14) Entry into Brazil becoming Easier – A new law recently published has introduced an electronic visa processing system for certain foreign nationals in certain visa categories. Foreigners travelling to Brazil on business, tourism or artists/athletes visas can now process their entry permits through an electronic application system which avoids having to visit a Brazilian consular post abroad. Although this law is immediate, forthcoming regulations will clarify eligibility criteria and procedures regarding applications. The faster electronic processing will benefit the entertainment industry and companies that frequently need to send their employees to Brazil on business trips as well as tourist visitors from certain countries and those wishing to invest n Brazil.

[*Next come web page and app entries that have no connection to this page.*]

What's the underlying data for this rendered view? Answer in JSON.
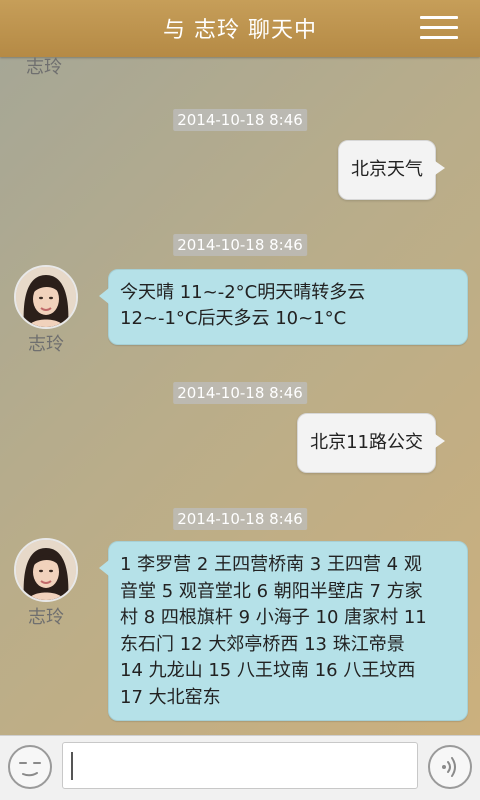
{
  "header": {
    "title": "与 志玲 聊天中",
    "menu_icon": "menu-icon"
  },
  "chat": {
    "top_partial_name": "志玲",
    "messages": [
      {
        "timestamp": "2014-10-18 8:46",
        "direction": "outgoing",
        "text": "北京天气"
      },
      {
        "timestamp": "2014-10-18 8:46",
        "direction": "incoming",
        "sender_name": "志玲",
        "lines": [
          "今天晴 11~-2°C明天晴转多云",
          "12~-1°C后天多云 10~1°C"
        ]
      },
      {
        "timestamp": "2014-10-18 8:46",
        "direction": "outgoing",
        "text": "北京11路公交"
      },
      {
        "timestamp": "2014-10-18 8:46",
        "direction": "incoming",
        "sender_name": "志玲",
        "lines": [
          "1 李罗营 2 王四营桥南 3 王四营 4 观",
          "音堂 5 观音堂北 6 朝阳半壁店 7 方家",
          "村 8 四根旗杆 9 小海子 10 唐家村 11",
          "东石门 12 大郊亭桥西 13 珠江帝景",
          "14 九龙山 15 八王坟南 16 八王坟西",
          "17 大北窑东"
        ]
      }
    ]
  },
  "input_bar": {
    "emoji_icon": "emoji-icon",
    "text_value": "",
    "voice_icon": "voice-icon"
  },
  "colors": {
    "header": "#b58a45",
    "incoming_bubble": "#b5e1e8",
    "outgoing_bubble": "#f3f3f3"
  }
}
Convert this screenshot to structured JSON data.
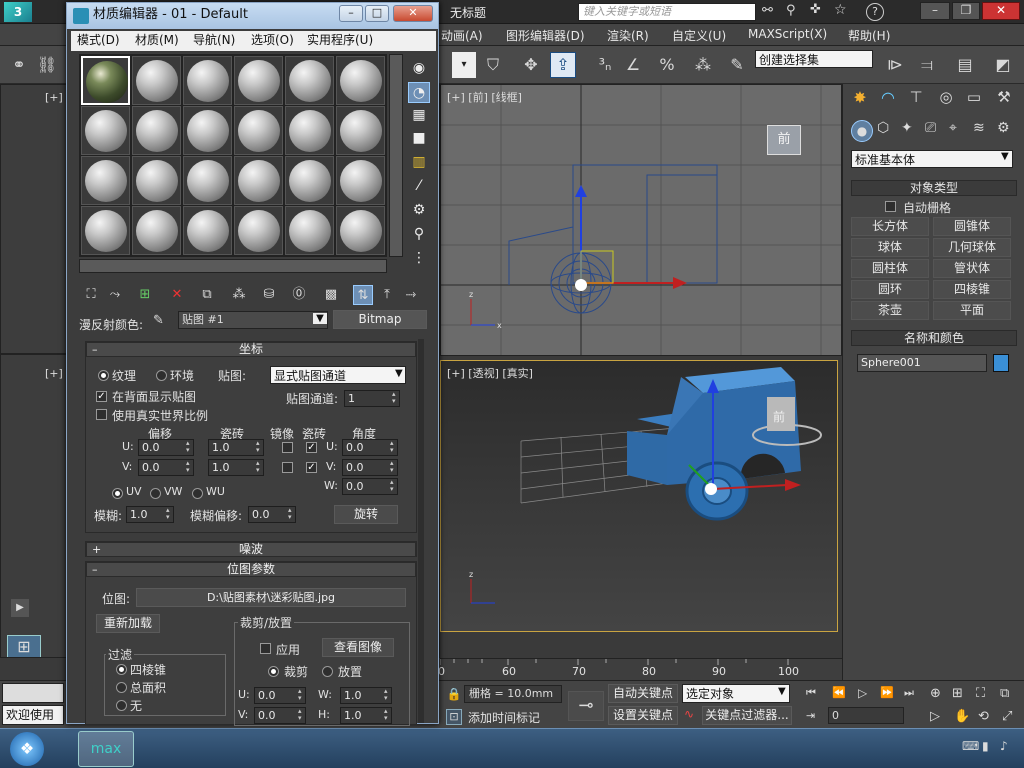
{
  "app": {
    "doc_title": "无标题",
    "search_placeholder": "键入关键字或短语"
  },
  "main_menu": [
    "动画(A)",
    "图形编辑器(D)",
    "渲染(R)",
    "自定义(U)",
    "MAXScript(X)",
    "帮助(H)"
  ],
  "toolbar": {
    "selection_set": "创建选择集"
  },
  "viewports": {
    "front_label": "[+] [前] [线框]",
    "persp_label": "[+] [透视] [真实]",
    "left_top_label": "[+]",
    "left_bottom_label": "[+]",
    "viewcube_front": "前"
  },
  "command_panel": {
    "category": "标准基本体",
    "object_type_header": "对象类型",
    "auto_grid": "自动栅格",
    "objects": [
      "长方体",
      "圆锥体",
      "球体",
      "几何球体",
      "圆柱体",
      "管状体",
      "圆环",
      "四棱锥",
      "茶壶",
      "平面"
    ],
    "name_color_header": "名称和颜色",
    "object_name": "Sphere001",
    "object_color": "#3a8fd6"
  },
  "timeline": {
    "ticks": [
      "0",
      "60",
      "70",
      "80",
      "90",
      "100"
    ]
  },
  "status": {
    "welcome": "欢迎使用",
    "grid": "栅格 = 10.0mm",
    "add_time_tag": "添加时间标记",
    "auto_key": "自动关键点",
    "set_key": "设置关键点",
    "key_mode": "选定对象",
    "key_filters": "关键点过滤器...",
    "frame": "0"
  },
  "material_editor": {
    "title": "材质编辑器 - 01 - Default",
    "menu": [
      "模式(D)",
      "材质(M)",
      "导航(N)",
      "选项(O)",
      "实用程序(U)"
    ],
    "diffuse_label": "漫反射颜色:",
    "map_name": "贴图 #1",
    "map_type": "Bitmap",
    "coords": {
      "header": "坐标",
      "texture": "纹理",
      "environ": "环境",
      "mapping_label": "贴图:",
      "mapping_value": "显式贴图通道",
      "show_back": "在背面显示贴图",
      "real_world": "使用真实世界比例",
      "map_channel_label": "贴图通道:",
      "map_channel": "1",
      "col_offset": "偏移",
      "col_tiling": "瓷砖",
      "col_mirror": "镜像",
      "col_tile": "瓷砖",
      "col_angle": "角度",
      "u_offset": "0.0",
      "v_offset": "0.0",
      "u_tiling": "1.0",
      "v_tiling": "1.0",
      "u_angle": "0.0",
      "v_angle": "0.0",
      "w_angle": "0.0",
      "u_label": "U:",
      "v_label": "V:",
      "w_label": "W:",
      "uv": "UV",
      "vw": "VW",
      "wu": "WU",
      "blur_label": "模糊:",
      "blur": "1.0",
      "blur_offset_label": "模糊偏移:",
      "blur_offset": "0.0",
      "rotate": "旋转"
    },
    "noise_header": "噪波",
    "bitmap": {
      "header": "位图参数",
      "bitmap_label": "位图:",
      "bitmap_path": "D:\\贴图素材\\迷彩贴图.jpg",
      "reload": "重新加载",
      "crop_header": "裁剪/放置",
      "apply": "应用",
      "view_image": "查看图像",
      "crop": "裁剪",
      "place": "放置",
      "filter_header": "过滤",
      "pyramidal": "四棱锥",
      "summed_area": "总面积",
      "none": "无",
      "u_label": "U:",
      "v_label": "V:",
      "w_label": "W:",
      "h_label": "H:",
      "u": "0.0",
      "v": "0.0",
      "w": "1.0",
      "h": "1.0"
    }
  }
}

15) Wealth Creation – Brazil now boasts the most multi-millionaires in Latin America and is ranked tenth in the world, according to a study reported by local media. With a strong economy and Brazil encouraging international investment, Brazil now has now over 1 million multi-millionaires as well as a growing number of entrepreneurs. The middle class sector is also seeing a large increase in business activity due to them have access to finance meaning that this trend is set to increase. With this wealth creation comes more new businesses, jobs and further reasons to invest in Brazil.
16) Becoming Greener – A while ago Brazil was seen as the bad boy when it came to green issues especially deforestation. Apart from leading the way in bio fuels, bio fuel technology and being in the top 10 for best country for wind power development, Brazil has cut the rate of deforestation in the Amazon by nearly 80 percent from a high of 27,800 square kilometres in 2004 to 5,800 square kilometres in 2013. Although some still see this as too high, Brazil is now seen internationally as the country that has made the world’s largest contribution to mitigating climate change. Brazil has achieved this by not only introducing law enforcement actions but by protecting more land mass areas some the size of Greenland. Investors large and small see green issues as a matter of importance as this has an influence on inward investment. Brazil’s political will and experience will hopefully pave the way for other countries to become more successful in their efforts to improve climate change.
With attention on the Brazilian election, new reports show that Global Development changes under the presidencies of Lula and Rousseff’s ‘Worker’s Party’ governments have drastically reduced deforestation in the Amazon over the last 10 years.
The report noted that Brazils success in the last decade in bringing its deforestation frontier under control has been ‘astonishing’ following an 80% decrease from a high of 27,800 km² in 2004 to 5,800 km² in 2013. However, despite the decrease the report noted that deforestation in the Amazon is still much too high.
Brazil is now applauded internationally as the country that has made the world’s largest contribution to mitigating climate change and has done so by protecting more areas of indigenous lands in addition to law enforcement actions.
That along with the implementation of satellite monitoring and the 2008 Amazon Fund financing projects has aided in a substantial reduction of deforestation and promoted sustainability.
“South Americas largest Nation has achieved this by demonstrating that success is possible, creating new technology and policy measures and also establishing a model of international payment-for-performance finance that is acceptable to both domestic and international constituencies for sustainable development” says the authors of the report.
The Amazon Rainforest, known as Amazonia, covers 7,000,000 km² of South America, 60% of which is contained in Brazil with the remaining stretched over 8 adjoining countries. The Amazon represents over half of the earth’s remaining rainforests and comprises the largest and most bio-diverse tropical rainforest in the world.